* **Information supplied**:
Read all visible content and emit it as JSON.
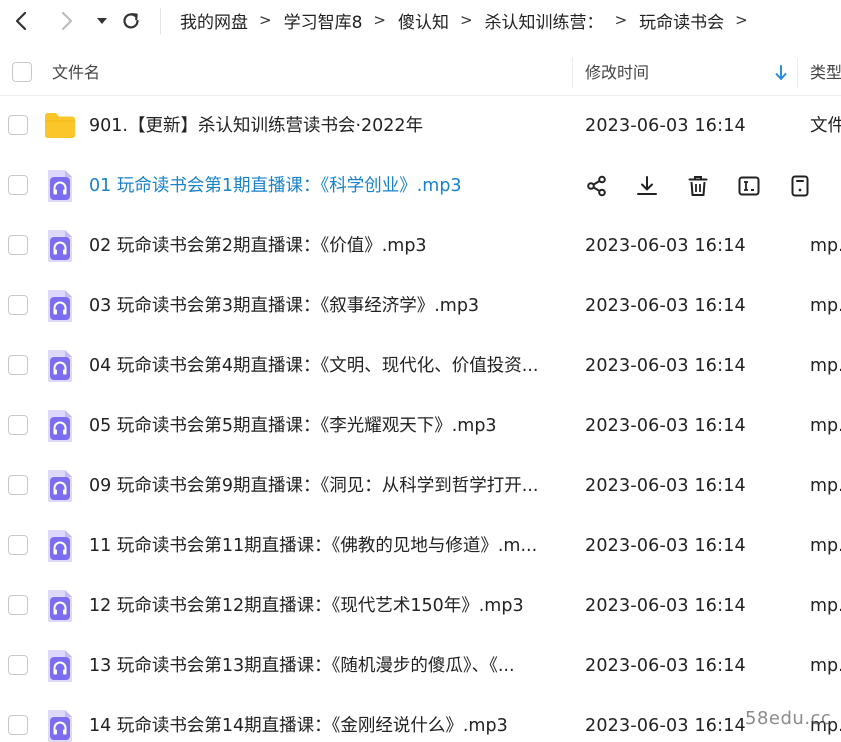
{
  "nav": {
    "back_icon": "chevron-left-icon",
    "forward_icon": "chevron-right-icon",
    "dropdown_icon": "caret-down-icon",
    "refresh_icon": "refresh-icon"
  },
  "breadcrumb": [
    {
      "label": "我的网盘"
    },
    {
      "label": "学习智库8"
    },
    {
      "label": "傻认知"
    },
    {
      "label": "杀认知训练营："
    },
    {
      "label": "玩命读书会"
    }
  ],
  "breadcrumb_separator": ">",
  "columns": {
    "name": "文件名",
    "modified": "修改时间",
    "type": "类型"
  },
  "colors": {
    "accent": "#1a82c9",
    "folder": "#fbc629",
    "audio_icon": "#7b6cf0"
  },
  "files": [
    {
      "name": "901.【更新】杀认知训练营读书会·2022年",
      "time": "2023-06-03 16:14",
      "type": "文件",
      "icon": "folder-icon"
    },
    {
      "name": "01 玩命读书会第1期直播课：《科学创业》.mp3",
      "time": "",
      "type": "",
      "icon": "audio-file-icon",
      "hovered": true
    },
    {
      "name": "02 玩命读书会第2期直播课：《价值》.mp3",
      "time": "2023-06-03 16:14",
      "type": "mp.",
      "icon": "audio-file-icon"
    },
    {
      "name": "03 玩命读书会第3期直播课：《叙事经济学》.mp3",
      "time": "2023-06-03 16:14",
      "type": "mp.",
      "icon": "audio-file-icon"
    },
    {
      "name": "04 玩命读书会第4期直播课：《文明、现代化、价值投资...",
      "time": "2023-06-03 16:14",
      "type": "mp.",
      "icon": "audio-file-icon"
    },
    {
      "name": "05 玩命读书会第5期直播课：《李光耀观天下》.mp3",
      "time": "2023-06-03 16:14",
      "type": "mp.",
      "icon": "audio-file-icon"
    },
    {
      "name": "09 玩命读书会第9期直播课：《洞见：从科学到哲学打开...",
      "time": "2023-06-03 16:14",
      "type": "mp.",
      "icon": "audio-file-icon"
    },
    {
      "name": "11 玩命读书会第11期直播课：《佛教的见地与修道》.m...",
      "time": "2023-06-03 16:14",
      "type": "mp.",
      "icon": "audio-file-icon"
    },
    {
      "name": "12 玩命读书会第12期直播课：《现代艺术150年》.mp3",
      "time": "2023-06-03 16:14",
      "type": "mp.",
      "icon": "audio-file-icon"
    },
    {
      "name": "13 玩命读书会第13期直播课：《随机漫步的傻瓜》、《...",
      "time": "2023-06-03 16:14",
      "type": "mp.",
      "icon": "audio-file-icon"
    },
    {
      "name": "14 玩命读书会第14期直播课：《金刚经说什么》.mp3",
      "time": "2023-06-03 16:14",
      "type": "mp.",
      "icon": "audio-file-icon"
    }
  ],
  "hover_actions": [
    {
      "icon": "share-icon"
    },
    {
      "icon": "download-icon"
    },
    {
      "icon": "delete-icon"
    },
    {
      "icon": "rename-icon"
    },
    {
      "icon": "more-icon"
    }
  ],
  "watermark": "58edu.cc"
}
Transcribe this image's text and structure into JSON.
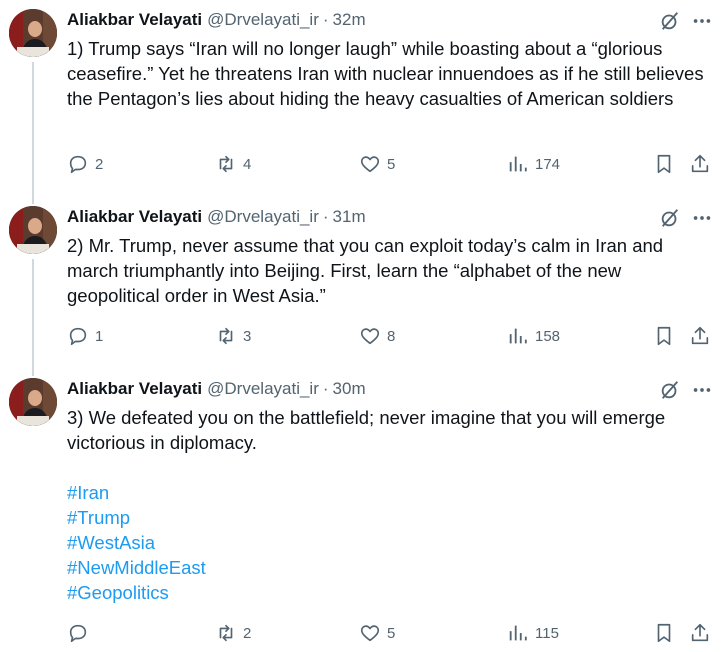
{
  "tweets": [
    {
      "author": "Aliakbar Velayati",
      "handle": "@Drvelayati_ir",
      "separator": "·",
      "time": "32m",
      "text": "1) Trump says “Iran will no longer laugh” while boasting about a “glorious ceasefire.” Yet he threatens Iran with nuclear innuendoes as if he still believes the Pentagon’s lies about hiding the heavy casualties of American soldiers",
      "hashtags": [],
      "replies": "2",
      "reposts": "4",
      "likes": "5",
      "views": "174"
    },
    {
      "author": "Aliakbar Velayati",
      "handle": "@Drvelayati_ir",
      "separator": "·",
      "time": "31m",
      "text": "2) Mr. Trump, never assume that you can exploit today’s calm in Iran and march triumphantly into Beijing. First, learn the “alphabet of the new geopolitical order in West Asia.”",
      "hashtags": [],
      "replies": "1",
      "reposts": "3",
      "likes": "8",
      "views": "158"
    },
    {
      "author": "Aliakbar Velayati",
      "handle": "@Drvelayati_ir",
      "separator": "·",
      "time": "30m",
      "text": "3) We defeated you on the battlefield; never imagine that you will emerge victorious in diplomacy.",
      "hashtags": [
        "#Iran",
        "#Trump",
        "#WestAsia",
        "#NewMiddleEast",
        "#Geopolitics"
      ],
      "replies": "",
      "reposts": "2",
      "likes": "5",
      "views": "115"
    }
  ],
  "icons": {
    "reply": "reply-icon",
    "repost": "repost-icon",
    "like": "like-icon",
    "views": "views-icon",
    "bookmark": "bookmark-icon",
    "share": "share-icon",
    "grok": "grok-icon",
    "more": "more-icon"
  },
  "colors": {
    "text": "#0f1419",
    "secondary": "#536471",
    "link": "#1d9bf0",
    "thread_line": "#cfd9de",
    "background": "#ffffff"
  }
}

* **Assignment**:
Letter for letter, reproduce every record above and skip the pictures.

* **Solution to the exercise**:
Read all visible content and emit it as JSON.
{
  "nav": {
    "back_icon": "chevron-left-icon",
    "forward_icon": "chevron-right-icon",
    "dropdown_icon": "caret-down-icon",
    "refresh_icon": "refresh-icon"
  },
  "breadcrumb": [
    {
      "label": "我的网盘"
    },
    {
      "label": "学习智库8"
    },
    {
      "label": "傻认知"
    },
    {
      "label": "杀认知训练营："
    },
    {
      "label": "玩命读书会"
    }
  ],
  "breadcrumb_separator": ">",
  "columns": {
    "name": "文件名",
    "modified": "修改时间",
    "type": "类型"
  },
  "colors": {
    "accent": "#1a82c9",
    "folder": "#fbc629",
    "audio_icon": "#7b6cf0"
  },
  "files": [
    {
      "name": "901.【更新】杀认知训练营读书会·2022年",
      "time": "2023-06-03 16:14",
      "type": "文件",
      "icon": "folder-icon"
    },
    {
      "name": "01 玩命读书会第1期直播课：《科学创业》.mp3",
      "time": "",
      "type": "",
      "icon": "audio-file-icon",
      "hovered": true
    },
    {
      "name": "02 玩命读书会第2期直播课：《价值》.mp3",
      "time": "2023-06-03 16:14",
      "type": "mp.",
      "icon": "audio-file-icon"
    },
    {
      "name": "03 玩命读书会第3期直播课：《叙事经济学》.mp3",
      "time": "2023-06-03 16:14",
      "type": "mp.",
      "icon": "audio-file-icon"
    },
    {
      "name": "04 玩命读书会第4期直播课：《文明、现代化、价值投资...",
      "time": "2023-06-03 16:14",
      "type": "mp.",
      "icon": "audio-file-icon"
    },
    {
      "name": "05 玩命读书会第5期直播课：《李光耀观天下》.mp3",
      "time": "2023-06-03 16:14",
      "type": "mp.",
      "icon": "audio-file-icon"
    },
    {
      "name": "09 玩命读书会第9期直播课：《洞见：从科学到哲学打开...",
      "time": "2023-06-03 16:14",
      "type": "mp.",
      "icon": "audio-file-icon"
    },
    {
      "name": "11 玩命读书会第11期直播课：《佛教的见地与修道》.m...",
      "time": "2023-06-03 16:14",
      "type": "mp.",
      "icon": "audio-file-icon"
    },
    {
      "name": "12 玩命读书会第12期直播课：《现代艺术150年》.mp3",
      "time": "2023-06-03 16:14",
      "type": "mp.",
      "icon": "audio-file-icon"
    },
    {
      "name": "13 玩命读书会第13期直播课：《随机漫步的傻瓜》、《...",
      "time": "2023-06-03 16:14",
      "type": "mp.",
      "icon": "audio-file-icon"
    },
    {
      "name": "14 玩命读书会第14期直播课：《金刚经说什么》.mp3",
      "time": "2023-06-03 16:14",
      "type": "mp.",
      "icon": "audio-file-icon"
    }
  ],
  "hover_actions": [
    {
      "icon": "share-icon"
    },
    {
      "icon": "download-icon"
    },
    {
      "icon": "delete-icon"
    },
    {
      "icon": "rename-icon"
    },
    {
      "icon": "more-icon"
    }
  ],
  "watermark": "58edu.cc"
}
Transcribe this image's text and structure into JSON.
{
  "tweets": [
    {
      "author": "Aliakbar Velayati",
      "handle": "@Drvelayati_ir",
      "separator": "·",
      "time": "32m",
      "text": "1) Trump says “Iran will no longer laugh” while boasting about a “glorious ceasefire.” Yet he threatens Iran with nuclear innuendoes as if he still believes the Pentagon’s lies about hiding the heavy casualties of American soldiers",
      "hashtags": [],
      "replies": "2",
      "reposts": "4",
      "likes": "5",
      "views": "174"
    },
    {
      "author": "Aliakbar Velayati",
      "handle": "@Drvelayati_ir",
      "separator": "·",
      "time": "31m",
      "text": "2) Mr. Trump, never assume that you can exploit today’s calm in Iran and march triumphantly into Beijing. First, learn the “alphabet of the new geopolitical order in West Asia.”",
      "hashtags": [],
      "replies": "1",
      "reposts": "3",
      "likes": "8",
      "views": "158"
    },
    {
      "author": "Aliakbar Velayati",
      "handle": "@Drvelayati_ir",
      "separator": "·",
      "time": "30m",
      "text": "3) We defeated you on the battlefield; never imagine that you will emerge victorious in diplomacy.",
      "hashtags": [
        "#Iran",
        "#Trump",
        "#WestAsia",
        "#NewMiddleEast",
        "#Geopolitics"
      ],
      "replies": "",
      "reposts": "2",
      "likes": "5",
      "views": "115"
    }
  ],
  "icons": {
    "reply": "reply-icon",
    "repost": "repost-icon",
    "like": "like-icon",
    "views": "views-icon",
    "bookmark": "bookmark-icon",
    "share": "share-icon",
    "grok": "grok-icon",
    "more": "more-icon"
  },
  "colors": {
    "text": "#0f1419",
    "secondary": "#536471",
    "link": "#1d9bf0",
    "thread_line": "#cfd9de",
    "background": "#ffffff"
  }
}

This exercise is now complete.